In summer heat conditions as the pavement temperatures soar, it’s important to regularly check air pressure. Make sure proper tire inflation to manufacturers’ specifications is maintained. Manufacturers recommended tire pressure can be found in vehicle owner’s manual or on vehicle door plaquard.

It’s important to note that under-inflated tires increase the risk of tire blowouts.  Under-inflated tires run hotter than tires inflated properly to the manufacturer’s recommendations, and in summer heat conditions tire temperatures can get high enough to cause serious damage to the tire. In addition, under-inflated tires will result in poor gas mileage. You can reduce the risk of blowouts by slowing down on the highway and taking curves or corners more gently.

Nitrogen Inflation which is offered at most Tire locations has been proven to help vehicle tire temperatures run cooler than standard air in extreme heat conditions.

Excessive heat can also cause badly worn or old tires to fail even while exercising safe and careful driving practices.

Not all rubber compounds are created equal either.  Tires have separate ratings for temperature, tread wear, load capability and speed.  Temperature grades represent a tire’s resistance to heat and its ability to dissipate heat when tested under controlled laboratory test conditions. The grades from highest to lowest are “A”,”B” and “C”. The grade “C” corresponds to the minimum performance required by federal safety standard. Therefore, the “A” tire is the coolest running, and even though the “C” tire runs hotter it does not mean it is unsafe. The temperature grade is established for a tire that is properly inflated and not overloaded.

Preventing Tire Blowouts

Proper tire maintenance provides better traction, steering, and stopping. Gas mileage is also improved by almost four percent. The following tips will help prevent a summer tire blowout:

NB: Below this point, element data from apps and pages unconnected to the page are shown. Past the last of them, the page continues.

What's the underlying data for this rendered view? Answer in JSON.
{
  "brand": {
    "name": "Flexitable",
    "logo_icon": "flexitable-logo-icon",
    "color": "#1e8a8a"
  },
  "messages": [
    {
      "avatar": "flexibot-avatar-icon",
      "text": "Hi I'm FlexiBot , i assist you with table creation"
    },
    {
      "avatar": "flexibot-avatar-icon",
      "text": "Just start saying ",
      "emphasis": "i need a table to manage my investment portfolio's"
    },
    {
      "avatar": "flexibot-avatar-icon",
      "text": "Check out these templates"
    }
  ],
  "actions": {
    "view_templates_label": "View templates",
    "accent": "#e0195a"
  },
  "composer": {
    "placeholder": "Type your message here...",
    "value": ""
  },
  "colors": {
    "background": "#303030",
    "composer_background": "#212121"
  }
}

  • Correct tire pressure. This varies by car model and tire brand. The information is found in the vehicle’s manual or inside of the driver’s side door. Keep a tire gauge handy, and check the pressure weekly. If the car has a pressure monitoring system, take action as soon as the warning light goes on. Repair or replace leaking tires immediately.
  • Tread monitoring. Check the wear of the tire treads regularly. An easy way to test for wear is to place a penny between the treads. If the top if Lincoln’s head is visible, it means the treads are less than 2/32 of an inch, and the tires need to be replaced. Uneven wear or raised sections of tread also indicate replacement.
  • Checking the manual. Every vehicle comes with an owner’s manual that recommends the replacement interval for tires. Tires should also be rotated each season to avoid uneven wear that may lead to blowouts.